In 1932 the firm were manufacturing Street Lighting Lanterns, ornamental brackets for spigot cap and pole clamp mounting, Contact Gear (used for raising and lowering equipment), Raising and Lowering Equipment, Time Switches (by Acme), heavy duty lampholders and Anti-Vibrator attachments. - APLE Exhibition Catalogue 1932

The firm were exhibiting a range of fittings for mercury and sodium vapour discharge lamps including the Orbital lamp for the first time. - Public Lighting #3, 1936

The firm were showing a range of fittings specially designed for Mercury and Sodium discharge lamps plus a new fitting for use with the 80 and 125 watt quartz high pressure Mercury discharge lamps. They were also exhibiting:

  • Raising and Lowering Gear. Enables the lantern to be lowered and cleaned at ground level, is self-sustaining, the weight of the lantern is not taken by the wire rope, and the lantern is always returned in the same orientation which is necessary for directional lighting.
  • Suburban Street Lighting. A range of fittings suitable for low wattage Merucry and Sodium lamps.
  • Brackets. A range of brackets and boxes designed to accommodate chokes, condensers and time switches, and of the required mounting height to comply with the recommendations of the MOT's Final Report.

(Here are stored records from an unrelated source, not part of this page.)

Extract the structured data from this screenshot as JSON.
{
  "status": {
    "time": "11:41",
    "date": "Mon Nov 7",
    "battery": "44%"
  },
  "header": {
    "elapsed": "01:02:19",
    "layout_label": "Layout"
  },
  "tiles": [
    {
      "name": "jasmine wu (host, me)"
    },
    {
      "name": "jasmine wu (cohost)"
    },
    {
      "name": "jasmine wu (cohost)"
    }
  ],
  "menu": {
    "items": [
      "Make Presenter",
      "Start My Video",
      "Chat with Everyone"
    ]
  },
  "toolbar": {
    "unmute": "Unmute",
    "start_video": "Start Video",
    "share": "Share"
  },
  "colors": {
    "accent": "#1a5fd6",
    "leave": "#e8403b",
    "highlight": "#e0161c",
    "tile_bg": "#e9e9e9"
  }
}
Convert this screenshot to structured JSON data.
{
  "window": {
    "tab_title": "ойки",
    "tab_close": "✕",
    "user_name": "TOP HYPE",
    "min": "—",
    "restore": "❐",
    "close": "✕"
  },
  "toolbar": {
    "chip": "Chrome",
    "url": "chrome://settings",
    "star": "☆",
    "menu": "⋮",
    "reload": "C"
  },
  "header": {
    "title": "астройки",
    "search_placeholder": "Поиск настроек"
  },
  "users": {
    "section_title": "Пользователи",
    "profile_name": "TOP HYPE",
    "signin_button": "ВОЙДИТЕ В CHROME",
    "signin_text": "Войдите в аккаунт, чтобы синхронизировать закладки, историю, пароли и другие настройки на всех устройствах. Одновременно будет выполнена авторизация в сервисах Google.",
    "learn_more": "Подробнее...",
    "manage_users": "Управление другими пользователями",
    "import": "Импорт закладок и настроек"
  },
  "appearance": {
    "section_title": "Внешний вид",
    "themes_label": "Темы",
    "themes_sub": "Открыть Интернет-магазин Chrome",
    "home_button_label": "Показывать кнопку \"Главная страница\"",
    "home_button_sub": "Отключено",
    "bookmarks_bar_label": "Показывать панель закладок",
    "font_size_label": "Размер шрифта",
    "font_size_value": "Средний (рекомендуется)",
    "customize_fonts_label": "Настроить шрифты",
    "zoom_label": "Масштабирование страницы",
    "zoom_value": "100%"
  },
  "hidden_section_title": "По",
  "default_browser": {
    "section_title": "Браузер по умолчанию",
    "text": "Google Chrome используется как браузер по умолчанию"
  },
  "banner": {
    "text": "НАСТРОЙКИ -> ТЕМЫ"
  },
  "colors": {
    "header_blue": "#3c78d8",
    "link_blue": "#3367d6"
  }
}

Additionally they were showing new lanterns for Mercury and Sodium for the first time. (Perhaps the Vapoura and Golden Ray). The Sunray and Golden Ray were being shown. - Public Lighting #10, 1938 and APLE Conference Programme 1938

Exhibition installations of Goldenray lanterns and Lanark lanterns were planned (the conference didn't take place due to the start of the war.) The firm were also keen to mention their comprehensive range of street lighting fittings and extensive range of brackets and control gear boxes. They could also supply steel and concrete columns and would undertake erection work. - APLE Conference Programme 1939

Adjacent to the factory is a modern highway complete with a group of high-mounting columns, from which actual demonstrations of street lighting with various forms of lamps and lanterns can be arranged for visitors. - Public Lighting #35, 1944

The company anticipate being in a position to place on the post-war market at least five models of distinct design, which of which has been tried in many districts. These are the Orbital, Lanark, Golden Ray, Vapoura, Highway and Pinnacle. - Public Lighting #35, 1944

The advert cites 40 years of experience suggested the firm was founded in 1905. Lanterns described include the Orbital, Hamilton, Golden Ray, Welwyn, Calcutta, Hamilton Junior and Pinnacle. An entirely new design of Raising And Lowering Gear, along with Winches and Control Gear Boxes are being shown. - APLE Conference Programme 1945

Are exhibiting the Orbital, Hamilton and Golden Ray fittings. The new range of fittings for tungsten filament lamps includes the Royston, Stevenage, Welwyn, Ware, Baldock, Calcutta and Pinnacle. Other street lighting related exhibits includes raising and lowering gear, winches and control gear boxes. - APLE Conference Programme 1946

Have a trial installation of Golden Ray fittings. Manufacture a complete range of fittings for main and secondary road lighting for use with all types of electric light sources, filament and discharge, except tubular fluorescent. This source for street lighting is still very embryonic, and until such time as it has been proved a fully efficeint medium, both as regards capital, running and maintenance costs, we are continuing our experiments and investigations so that, should the fluorescent tubular lamp eventually justify its use for public lighting, we should be in a position immediately to go into production. - APLE Conference Programme 1947

In 1968, the firm purchase the Davis Sheet Metal Engineering Company. Davis were one of the original innovators that developed the uniquely British system of cable trunking. - ELECO Website

The Illuminating Engineer 1928
APLE Exhibition Catalogue Blackpool 1932
APLE Conference Programme Folkestone 1937
APLE Conference Programme Bournemouth 1938
APLE Conference Programme Glasgow 1939
APLE Conference Programme Glasgow 1945
APLE Conference Programme London 1946
APLE Conference Programme Southport 1947

External Links:
ELECO (Official Website)
Grace's Guide